### ACTIVITY
If a line in the data below holds the word "stationNum", copy it.
-- DATA SHOWN follows --
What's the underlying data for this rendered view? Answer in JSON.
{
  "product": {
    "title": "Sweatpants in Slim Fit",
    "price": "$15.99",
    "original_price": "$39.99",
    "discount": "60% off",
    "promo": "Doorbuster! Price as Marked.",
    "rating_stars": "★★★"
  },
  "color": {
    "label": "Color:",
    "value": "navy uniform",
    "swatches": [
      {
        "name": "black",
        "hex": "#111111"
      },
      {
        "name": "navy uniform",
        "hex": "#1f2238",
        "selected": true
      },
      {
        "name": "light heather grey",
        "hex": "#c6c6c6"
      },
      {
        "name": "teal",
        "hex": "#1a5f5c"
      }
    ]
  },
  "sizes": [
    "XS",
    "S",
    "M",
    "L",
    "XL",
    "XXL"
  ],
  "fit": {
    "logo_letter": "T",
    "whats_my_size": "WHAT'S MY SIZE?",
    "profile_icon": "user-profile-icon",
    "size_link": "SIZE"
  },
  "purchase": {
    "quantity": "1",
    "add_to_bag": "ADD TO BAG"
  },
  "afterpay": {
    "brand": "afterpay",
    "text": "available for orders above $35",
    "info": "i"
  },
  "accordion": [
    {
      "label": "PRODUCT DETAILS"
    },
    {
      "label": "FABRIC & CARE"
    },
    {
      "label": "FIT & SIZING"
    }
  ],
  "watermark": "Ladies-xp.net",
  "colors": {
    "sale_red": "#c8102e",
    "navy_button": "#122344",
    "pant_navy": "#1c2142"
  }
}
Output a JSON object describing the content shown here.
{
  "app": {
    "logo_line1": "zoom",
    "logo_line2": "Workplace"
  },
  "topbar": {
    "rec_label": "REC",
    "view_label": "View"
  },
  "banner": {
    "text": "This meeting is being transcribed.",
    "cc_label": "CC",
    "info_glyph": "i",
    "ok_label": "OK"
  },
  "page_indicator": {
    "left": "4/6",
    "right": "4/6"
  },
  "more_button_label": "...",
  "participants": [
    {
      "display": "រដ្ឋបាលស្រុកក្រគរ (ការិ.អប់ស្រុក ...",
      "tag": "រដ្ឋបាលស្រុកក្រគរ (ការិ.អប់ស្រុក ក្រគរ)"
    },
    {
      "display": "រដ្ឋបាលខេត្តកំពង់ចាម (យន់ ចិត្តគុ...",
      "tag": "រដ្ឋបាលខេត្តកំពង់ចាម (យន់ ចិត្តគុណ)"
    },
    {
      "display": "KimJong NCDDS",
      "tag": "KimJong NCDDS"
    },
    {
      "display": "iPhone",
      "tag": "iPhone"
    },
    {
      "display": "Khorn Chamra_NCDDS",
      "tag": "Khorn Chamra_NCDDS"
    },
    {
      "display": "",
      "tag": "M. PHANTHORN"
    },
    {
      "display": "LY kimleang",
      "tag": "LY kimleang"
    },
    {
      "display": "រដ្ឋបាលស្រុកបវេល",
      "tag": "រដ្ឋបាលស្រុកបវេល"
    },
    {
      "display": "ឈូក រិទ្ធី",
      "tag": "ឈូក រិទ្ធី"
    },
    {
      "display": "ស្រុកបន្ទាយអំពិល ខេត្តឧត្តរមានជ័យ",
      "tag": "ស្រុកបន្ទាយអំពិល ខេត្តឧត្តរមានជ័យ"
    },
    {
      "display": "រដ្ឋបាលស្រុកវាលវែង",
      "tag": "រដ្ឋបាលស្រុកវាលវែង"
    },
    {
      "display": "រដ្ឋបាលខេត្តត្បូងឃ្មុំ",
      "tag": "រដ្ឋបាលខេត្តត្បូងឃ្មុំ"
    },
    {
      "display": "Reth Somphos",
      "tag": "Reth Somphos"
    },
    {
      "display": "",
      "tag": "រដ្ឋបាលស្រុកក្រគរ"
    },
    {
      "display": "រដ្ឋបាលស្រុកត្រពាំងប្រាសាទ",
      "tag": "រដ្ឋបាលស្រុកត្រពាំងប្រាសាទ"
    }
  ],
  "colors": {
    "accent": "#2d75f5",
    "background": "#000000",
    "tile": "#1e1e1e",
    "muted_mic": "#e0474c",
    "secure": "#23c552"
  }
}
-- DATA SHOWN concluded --
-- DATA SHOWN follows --
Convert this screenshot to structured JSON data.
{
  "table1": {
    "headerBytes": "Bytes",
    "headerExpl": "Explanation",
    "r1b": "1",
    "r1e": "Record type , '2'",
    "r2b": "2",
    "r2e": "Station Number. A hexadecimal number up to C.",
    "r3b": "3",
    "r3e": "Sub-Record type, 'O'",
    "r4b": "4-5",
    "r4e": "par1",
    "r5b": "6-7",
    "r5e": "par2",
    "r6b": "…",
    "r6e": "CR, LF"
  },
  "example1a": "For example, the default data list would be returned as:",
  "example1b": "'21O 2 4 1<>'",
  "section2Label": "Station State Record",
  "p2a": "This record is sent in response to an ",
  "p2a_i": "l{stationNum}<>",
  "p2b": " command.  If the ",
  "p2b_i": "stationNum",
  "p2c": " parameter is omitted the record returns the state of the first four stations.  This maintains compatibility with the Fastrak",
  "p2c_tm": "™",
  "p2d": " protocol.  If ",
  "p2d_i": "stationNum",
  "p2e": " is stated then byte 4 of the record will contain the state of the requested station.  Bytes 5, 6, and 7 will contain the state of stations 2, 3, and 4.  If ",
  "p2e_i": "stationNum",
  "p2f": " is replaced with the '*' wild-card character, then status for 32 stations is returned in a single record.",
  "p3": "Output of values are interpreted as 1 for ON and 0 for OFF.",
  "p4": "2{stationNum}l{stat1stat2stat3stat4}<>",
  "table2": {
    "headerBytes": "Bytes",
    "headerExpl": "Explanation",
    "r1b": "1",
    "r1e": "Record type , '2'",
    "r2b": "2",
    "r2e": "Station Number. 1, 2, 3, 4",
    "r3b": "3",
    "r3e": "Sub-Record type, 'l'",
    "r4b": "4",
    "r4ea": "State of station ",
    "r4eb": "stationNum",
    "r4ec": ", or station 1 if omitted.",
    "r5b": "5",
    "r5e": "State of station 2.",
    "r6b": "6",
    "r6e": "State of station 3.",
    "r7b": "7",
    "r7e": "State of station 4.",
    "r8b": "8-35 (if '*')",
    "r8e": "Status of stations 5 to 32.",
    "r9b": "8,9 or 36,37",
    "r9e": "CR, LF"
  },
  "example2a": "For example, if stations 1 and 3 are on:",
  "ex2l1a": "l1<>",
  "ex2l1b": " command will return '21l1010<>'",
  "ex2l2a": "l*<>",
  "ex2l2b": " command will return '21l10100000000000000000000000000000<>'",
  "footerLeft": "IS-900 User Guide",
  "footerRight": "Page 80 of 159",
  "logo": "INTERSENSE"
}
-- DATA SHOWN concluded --
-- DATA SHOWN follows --
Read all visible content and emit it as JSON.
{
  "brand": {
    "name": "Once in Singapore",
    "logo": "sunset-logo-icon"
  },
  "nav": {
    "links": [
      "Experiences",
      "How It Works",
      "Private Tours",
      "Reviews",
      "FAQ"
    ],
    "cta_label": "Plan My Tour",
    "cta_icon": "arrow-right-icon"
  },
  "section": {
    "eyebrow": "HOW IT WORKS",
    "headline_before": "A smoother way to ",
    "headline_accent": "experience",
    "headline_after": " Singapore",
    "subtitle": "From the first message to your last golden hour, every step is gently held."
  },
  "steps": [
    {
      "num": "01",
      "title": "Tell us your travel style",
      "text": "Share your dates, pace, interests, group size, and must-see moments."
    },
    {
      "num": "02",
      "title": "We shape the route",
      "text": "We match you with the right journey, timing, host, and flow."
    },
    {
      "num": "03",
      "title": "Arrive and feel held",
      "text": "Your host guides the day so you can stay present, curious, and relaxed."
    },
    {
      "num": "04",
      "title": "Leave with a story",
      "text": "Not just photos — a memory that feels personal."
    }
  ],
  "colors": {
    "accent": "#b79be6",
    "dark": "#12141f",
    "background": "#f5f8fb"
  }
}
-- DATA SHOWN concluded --
### ANSWER SECTION
  "p2a_i": "l{stationNum}<>",
  "p2b_i": "stationNum",
  "p2d_i": "stationNum",
  "p2e_i": "stationNum",
  "p4": "2{stationNum}l{stat1stat2stat3stat4}<>",
    "r4eb": "stationNum",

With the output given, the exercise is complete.